[[ Given records, beginning ]]

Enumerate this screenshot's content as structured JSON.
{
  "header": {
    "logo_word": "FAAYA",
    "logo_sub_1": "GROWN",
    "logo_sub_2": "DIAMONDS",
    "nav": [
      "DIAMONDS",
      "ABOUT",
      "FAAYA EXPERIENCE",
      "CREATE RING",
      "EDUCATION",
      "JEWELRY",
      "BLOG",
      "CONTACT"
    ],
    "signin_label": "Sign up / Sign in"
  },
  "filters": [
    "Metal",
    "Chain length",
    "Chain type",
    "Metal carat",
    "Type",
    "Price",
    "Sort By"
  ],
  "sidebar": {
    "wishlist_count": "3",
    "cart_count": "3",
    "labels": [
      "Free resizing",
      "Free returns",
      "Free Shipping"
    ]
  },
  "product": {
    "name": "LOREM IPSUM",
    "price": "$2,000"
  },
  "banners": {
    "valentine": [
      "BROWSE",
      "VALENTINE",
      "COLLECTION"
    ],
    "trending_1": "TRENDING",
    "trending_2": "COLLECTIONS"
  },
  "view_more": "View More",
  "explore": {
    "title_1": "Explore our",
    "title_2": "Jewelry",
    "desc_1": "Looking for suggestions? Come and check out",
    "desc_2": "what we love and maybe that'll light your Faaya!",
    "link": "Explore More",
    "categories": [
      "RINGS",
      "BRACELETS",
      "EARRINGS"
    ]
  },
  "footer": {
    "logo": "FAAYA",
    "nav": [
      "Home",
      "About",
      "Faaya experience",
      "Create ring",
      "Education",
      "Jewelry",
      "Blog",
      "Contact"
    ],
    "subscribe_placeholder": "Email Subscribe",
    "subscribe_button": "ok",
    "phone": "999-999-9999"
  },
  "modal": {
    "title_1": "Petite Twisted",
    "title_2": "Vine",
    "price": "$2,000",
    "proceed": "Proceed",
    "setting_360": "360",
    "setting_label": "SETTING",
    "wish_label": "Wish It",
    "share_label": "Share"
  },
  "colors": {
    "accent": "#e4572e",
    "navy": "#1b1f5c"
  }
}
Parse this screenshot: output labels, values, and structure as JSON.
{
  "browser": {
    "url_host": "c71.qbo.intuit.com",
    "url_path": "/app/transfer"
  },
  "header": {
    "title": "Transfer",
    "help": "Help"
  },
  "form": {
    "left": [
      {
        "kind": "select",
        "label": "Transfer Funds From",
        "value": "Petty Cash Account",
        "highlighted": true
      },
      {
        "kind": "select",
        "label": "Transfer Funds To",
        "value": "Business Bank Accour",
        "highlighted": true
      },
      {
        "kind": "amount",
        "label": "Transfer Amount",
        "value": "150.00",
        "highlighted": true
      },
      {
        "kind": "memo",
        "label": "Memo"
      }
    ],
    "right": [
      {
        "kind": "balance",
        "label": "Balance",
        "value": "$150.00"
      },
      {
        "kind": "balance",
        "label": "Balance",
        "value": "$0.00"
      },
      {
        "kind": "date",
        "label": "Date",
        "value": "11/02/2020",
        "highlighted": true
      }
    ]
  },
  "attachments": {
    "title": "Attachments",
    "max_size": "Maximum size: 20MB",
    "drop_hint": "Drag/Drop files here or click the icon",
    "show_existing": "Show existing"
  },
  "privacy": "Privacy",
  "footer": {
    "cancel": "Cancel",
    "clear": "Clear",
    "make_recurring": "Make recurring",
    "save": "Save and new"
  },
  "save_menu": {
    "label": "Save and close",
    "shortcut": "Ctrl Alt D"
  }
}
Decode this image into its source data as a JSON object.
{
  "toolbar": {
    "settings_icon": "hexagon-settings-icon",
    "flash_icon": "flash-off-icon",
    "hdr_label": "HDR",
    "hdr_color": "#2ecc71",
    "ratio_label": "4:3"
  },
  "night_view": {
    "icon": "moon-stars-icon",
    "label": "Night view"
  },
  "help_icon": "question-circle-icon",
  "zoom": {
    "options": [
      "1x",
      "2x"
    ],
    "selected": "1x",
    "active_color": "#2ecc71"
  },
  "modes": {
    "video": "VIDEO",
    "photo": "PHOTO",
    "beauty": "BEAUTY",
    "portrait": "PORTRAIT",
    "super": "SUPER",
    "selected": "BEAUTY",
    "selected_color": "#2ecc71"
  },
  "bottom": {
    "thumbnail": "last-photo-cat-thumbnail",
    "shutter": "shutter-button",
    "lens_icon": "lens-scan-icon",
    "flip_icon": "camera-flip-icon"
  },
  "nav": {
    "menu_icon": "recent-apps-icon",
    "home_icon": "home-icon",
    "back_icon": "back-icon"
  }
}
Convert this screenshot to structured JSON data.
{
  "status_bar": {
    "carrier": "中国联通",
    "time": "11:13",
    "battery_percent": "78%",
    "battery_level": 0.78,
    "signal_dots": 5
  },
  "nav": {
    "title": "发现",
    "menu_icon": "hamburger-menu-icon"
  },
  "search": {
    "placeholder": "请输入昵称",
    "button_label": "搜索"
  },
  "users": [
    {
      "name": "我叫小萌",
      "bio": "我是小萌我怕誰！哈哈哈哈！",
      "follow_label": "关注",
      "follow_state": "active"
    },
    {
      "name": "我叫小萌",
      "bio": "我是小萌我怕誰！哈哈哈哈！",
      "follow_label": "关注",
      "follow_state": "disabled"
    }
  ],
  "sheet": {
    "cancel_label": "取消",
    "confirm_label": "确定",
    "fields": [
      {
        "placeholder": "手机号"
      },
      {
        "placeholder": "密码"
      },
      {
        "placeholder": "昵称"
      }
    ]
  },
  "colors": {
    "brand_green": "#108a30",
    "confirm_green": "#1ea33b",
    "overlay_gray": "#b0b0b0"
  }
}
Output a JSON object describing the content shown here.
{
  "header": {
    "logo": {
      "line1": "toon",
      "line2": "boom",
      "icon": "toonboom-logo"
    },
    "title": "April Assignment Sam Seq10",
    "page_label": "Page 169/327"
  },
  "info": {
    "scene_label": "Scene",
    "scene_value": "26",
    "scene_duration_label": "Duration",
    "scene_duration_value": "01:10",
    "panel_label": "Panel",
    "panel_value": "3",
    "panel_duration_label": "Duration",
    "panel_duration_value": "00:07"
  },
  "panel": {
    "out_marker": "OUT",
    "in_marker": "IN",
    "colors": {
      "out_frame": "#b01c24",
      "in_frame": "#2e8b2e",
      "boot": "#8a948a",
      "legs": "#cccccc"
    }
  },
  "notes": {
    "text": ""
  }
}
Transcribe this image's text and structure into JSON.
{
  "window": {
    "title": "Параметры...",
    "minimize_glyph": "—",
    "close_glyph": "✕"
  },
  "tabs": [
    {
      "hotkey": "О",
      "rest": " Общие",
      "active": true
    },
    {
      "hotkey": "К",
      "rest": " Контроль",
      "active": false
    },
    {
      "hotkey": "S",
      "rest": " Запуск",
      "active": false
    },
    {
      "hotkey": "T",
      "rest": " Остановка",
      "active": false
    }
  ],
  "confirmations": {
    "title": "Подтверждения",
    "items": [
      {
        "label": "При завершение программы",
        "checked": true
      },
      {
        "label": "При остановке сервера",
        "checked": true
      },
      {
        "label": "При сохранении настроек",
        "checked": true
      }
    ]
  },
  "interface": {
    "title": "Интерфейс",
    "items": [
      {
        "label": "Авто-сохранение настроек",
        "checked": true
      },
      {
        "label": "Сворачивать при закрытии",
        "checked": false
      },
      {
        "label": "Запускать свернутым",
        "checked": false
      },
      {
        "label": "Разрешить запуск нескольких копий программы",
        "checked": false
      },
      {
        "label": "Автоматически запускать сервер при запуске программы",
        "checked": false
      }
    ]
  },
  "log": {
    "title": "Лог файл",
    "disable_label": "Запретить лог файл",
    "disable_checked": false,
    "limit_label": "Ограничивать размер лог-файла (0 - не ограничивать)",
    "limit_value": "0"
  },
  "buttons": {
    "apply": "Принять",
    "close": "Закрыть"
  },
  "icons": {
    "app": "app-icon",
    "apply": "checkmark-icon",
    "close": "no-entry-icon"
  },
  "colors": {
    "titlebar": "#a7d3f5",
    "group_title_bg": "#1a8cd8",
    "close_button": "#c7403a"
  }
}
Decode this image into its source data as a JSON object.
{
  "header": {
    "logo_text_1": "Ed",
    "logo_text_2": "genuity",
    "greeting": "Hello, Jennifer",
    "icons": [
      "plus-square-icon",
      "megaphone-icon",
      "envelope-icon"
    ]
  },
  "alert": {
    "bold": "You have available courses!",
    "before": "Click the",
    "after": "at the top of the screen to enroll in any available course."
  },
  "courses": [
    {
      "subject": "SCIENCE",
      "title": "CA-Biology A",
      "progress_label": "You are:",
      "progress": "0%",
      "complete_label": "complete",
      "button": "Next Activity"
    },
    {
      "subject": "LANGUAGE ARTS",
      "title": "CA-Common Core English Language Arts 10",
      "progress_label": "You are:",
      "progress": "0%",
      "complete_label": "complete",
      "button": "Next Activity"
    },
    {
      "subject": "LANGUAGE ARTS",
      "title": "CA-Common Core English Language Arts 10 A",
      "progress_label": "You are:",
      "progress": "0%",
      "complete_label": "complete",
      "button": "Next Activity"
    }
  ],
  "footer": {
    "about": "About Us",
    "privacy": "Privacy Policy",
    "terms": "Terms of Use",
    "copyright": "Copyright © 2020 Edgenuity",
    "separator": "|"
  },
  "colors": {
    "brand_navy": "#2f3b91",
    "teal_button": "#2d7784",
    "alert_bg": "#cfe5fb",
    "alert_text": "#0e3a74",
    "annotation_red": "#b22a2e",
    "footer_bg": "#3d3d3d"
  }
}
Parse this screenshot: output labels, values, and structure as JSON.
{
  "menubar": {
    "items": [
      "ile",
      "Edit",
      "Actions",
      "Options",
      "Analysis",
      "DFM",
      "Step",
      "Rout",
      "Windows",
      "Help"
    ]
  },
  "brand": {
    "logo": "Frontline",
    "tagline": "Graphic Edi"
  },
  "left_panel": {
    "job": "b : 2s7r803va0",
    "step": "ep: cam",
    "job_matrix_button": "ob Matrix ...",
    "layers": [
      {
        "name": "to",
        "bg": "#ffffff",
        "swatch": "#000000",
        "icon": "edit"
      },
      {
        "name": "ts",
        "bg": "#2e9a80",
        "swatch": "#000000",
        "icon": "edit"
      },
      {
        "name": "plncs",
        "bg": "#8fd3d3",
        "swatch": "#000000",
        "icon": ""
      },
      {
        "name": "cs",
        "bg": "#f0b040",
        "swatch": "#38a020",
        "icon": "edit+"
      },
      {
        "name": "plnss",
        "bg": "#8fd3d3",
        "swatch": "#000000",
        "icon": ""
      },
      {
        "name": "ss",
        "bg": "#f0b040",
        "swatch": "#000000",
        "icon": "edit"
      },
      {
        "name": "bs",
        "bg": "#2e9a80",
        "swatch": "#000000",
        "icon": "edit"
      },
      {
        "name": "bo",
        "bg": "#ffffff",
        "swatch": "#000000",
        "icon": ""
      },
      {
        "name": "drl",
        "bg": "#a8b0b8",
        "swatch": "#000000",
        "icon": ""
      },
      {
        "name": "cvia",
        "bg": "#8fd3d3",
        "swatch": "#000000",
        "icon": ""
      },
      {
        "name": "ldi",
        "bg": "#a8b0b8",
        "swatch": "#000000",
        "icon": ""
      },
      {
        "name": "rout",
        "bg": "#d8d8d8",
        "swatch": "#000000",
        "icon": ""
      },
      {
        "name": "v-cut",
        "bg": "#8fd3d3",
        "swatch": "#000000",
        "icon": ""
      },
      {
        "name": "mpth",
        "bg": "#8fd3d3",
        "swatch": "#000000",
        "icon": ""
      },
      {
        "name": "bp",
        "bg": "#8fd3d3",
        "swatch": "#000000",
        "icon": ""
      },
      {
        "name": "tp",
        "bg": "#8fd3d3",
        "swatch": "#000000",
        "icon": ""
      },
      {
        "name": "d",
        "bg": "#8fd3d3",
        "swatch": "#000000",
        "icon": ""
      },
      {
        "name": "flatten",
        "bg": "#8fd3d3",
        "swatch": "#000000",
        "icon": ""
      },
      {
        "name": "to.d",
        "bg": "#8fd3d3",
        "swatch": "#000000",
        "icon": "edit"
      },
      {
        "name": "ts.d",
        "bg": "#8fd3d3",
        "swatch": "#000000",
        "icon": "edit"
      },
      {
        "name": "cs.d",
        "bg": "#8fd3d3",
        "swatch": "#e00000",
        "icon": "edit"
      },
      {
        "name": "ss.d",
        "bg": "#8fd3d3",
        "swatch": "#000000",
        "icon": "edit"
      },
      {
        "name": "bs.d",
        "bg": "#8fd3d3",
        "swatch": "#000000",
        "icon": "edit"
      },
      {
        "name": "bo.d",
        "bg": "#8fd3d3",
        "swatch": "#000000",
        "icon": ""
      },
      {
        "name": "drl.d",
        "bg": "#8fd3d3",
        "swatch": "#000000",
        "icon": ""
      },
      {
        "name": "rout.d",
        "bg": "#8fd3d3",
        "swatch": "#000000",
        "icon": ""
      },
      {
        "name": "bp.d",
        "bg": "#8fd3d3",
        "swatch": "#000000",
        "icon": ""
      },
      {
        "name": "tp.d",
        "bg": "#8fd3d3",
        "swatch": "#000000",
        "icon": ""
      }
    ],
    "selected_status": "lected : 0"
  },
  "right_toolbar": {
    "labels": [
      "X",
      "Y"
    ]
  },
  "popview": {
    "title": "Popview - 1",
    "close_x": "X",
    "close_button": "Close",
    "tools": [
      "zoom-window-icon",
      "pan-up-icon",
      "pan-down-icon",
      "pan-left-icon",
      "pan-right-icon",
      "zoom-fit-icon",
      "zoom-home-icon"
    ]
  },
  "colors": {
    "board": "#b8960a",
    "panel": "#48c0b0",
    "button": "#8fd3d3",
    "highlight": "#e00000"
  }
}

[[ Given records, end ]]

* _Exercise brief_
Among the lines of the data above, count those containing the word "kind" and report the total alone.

* _Reply to the task_
7